The decision follows directions from Prime Minister Manmohan Singh who, along with his senior Cabinet colleagues, had deliberated on October 10 over concerns arising out of several acquisitions of domestic pharmaceutical companies by overseas firms.
FDI into the existing firms will be subject to the government approval. "FDI upto 100 percent would be permitted for brownfield investments in the pharmaceuticals sector, under the Government approval route," a Department of Industrial Policy and Promotion (DIPP) press note said.
However, for the new investment 100 per cent FDI will be allowed under the automatic route, under which investors only inform the Reserve Bank about the inflows and no specific government nod is required.
DIPP said, the "decision will take immediate effect and would be reviewed after a period of six months".

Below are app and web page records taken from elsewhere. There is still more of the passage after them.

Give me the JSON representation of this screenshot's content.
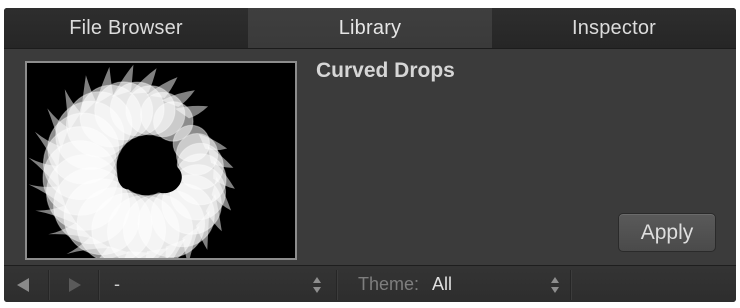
{
  "tabs": [
    {
      "label": "File Browser",
      "active": false
    },
    {
      "label": "Library",
      "active": true
    },
    {
      "label": "Inspector",
      "active": false
    }
  ],
  "preview": {
    "title": "Curved Drops",
    "thumbnail_icon": "curved-drops-preview",
    "apply_label": "Apply"
  },
  "footer": {
    "back_icon": "triangle-left-icon",
    "forward_icon": "triangle-right-icon",
    "path_value": "-",
    "theme_label": "Theme:",
    "theme_value": "All"
  },
  "colors": {
    "panel_bg": "#3b3b3b",
    "tab_bg": "#2a2a2a",
    "tab_active_bg": "#3d3d3d",
    "text": "#dcdcdc",
    "muted_text": "#7e7e7e"
  }
}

The CII filter was suggested by a high level committee, headed by Planning Commission Member Arun Maira.
Concerns have been raised over the impact of a spate of acquisitions of homegrown firms by multi-national companies.
The recent acquisitions include Ranbaxy Laboratories by Daiichi Sankyo of Japan, Shanta Biotech by Sanofi Aventis of France and Piramal Health Care by Abbott Laboratories of US.
The affordability factor has so far been the hallmark of the Indian generic drugs all over the world, thanks to robust growth of the homegrown players.